Input for this task.
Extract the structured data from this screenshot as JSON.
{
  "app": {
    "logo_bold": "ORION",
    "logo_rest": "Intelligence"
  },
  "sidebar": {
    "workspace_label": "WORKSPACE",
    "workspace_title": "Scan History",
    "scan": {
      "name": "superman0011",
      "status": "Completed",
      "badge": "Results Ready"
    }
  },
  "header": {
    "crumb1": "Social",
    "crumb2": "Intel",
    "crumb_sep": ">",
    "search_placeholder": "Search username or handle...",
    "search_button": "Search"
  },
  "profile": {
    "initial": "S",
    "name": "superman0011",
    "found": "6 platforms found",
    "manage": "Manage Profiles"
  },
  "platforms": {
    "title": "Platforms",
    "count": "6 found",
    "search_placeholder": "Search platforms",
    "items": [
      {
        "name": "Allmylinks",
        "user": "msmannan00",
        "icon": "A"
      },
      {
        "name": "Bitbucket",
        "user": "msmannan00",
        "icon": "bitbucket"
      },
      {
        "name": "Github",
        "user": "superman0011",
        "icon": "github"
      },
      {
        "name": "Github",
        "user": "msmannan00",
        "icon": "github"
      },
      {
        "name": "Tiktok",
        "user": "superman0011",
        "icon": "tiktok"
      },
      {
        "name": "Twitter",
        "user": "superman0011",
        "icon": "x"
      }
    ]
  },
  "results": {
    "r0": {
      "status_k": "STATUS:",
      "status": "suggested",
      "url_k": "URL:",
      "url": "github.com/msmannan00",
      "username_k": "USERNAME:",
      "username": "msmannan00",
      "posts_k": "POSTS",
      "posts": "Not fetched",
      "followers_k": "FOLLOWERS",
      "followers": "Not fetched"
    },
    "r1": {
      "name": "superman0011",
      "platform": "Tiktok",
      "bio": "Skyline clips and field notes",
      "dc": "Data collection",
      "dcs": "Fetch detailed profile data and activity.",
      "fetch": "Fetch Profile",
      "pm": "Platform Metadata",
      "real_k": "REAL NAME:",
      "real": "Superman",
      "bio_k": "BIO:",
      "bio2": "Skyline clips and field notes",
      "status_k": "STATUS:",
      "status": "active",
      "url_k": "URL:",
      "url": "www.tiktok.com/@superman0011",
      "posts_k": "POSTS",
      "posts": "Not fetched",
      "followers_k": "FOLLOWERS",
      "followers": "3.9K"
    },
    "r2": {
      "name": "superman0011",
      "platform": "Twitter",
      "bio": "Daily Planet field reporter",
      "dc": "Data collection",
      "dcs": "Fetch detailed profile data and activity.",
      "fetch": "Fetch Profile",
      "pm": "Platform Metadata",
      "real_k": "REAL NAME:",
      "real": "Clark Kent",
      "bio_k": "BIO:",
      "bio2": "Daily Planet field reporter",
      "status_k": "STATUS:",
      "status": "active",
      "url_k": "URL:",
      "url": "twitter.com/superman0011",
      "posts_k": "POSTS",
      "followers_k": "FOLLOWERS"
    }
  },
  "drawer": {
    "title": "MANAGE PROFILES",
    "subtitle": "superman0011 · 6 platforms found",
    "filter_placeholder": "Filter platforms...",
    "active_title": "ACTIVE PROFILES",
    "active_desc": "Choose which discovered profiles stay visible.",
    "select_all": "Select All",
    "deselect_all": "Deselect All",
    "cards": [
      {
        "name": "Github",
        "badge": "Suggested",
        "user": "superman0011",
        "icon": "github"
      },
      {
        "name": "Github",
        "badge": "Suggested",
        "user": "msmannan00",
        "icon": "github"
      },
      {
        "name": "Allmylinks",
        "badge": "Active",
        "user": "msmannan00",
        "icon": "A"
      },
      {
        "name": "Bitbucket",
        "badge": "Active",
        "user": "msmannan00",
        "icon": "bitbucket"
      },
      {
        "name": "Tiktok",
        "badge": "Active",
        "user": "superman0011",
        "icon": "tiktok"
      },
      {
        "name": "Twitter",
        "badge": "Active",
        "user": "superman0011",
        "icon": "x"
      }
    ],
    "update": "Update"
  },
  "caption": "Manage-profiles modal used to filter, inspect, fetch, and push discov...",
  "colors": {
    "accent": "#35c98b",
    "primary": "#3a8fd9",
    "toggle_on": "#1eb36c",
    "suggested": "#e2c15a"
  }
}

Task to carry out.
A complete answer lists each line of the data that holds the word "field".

Answer to this exercise.
      "bio": "Skyline clips and field notes",
      "bio2": "Skyline clips and field notes",
      "bio": "Daily Planet field reporter",
      "bio2": "Daily Planet field reporter",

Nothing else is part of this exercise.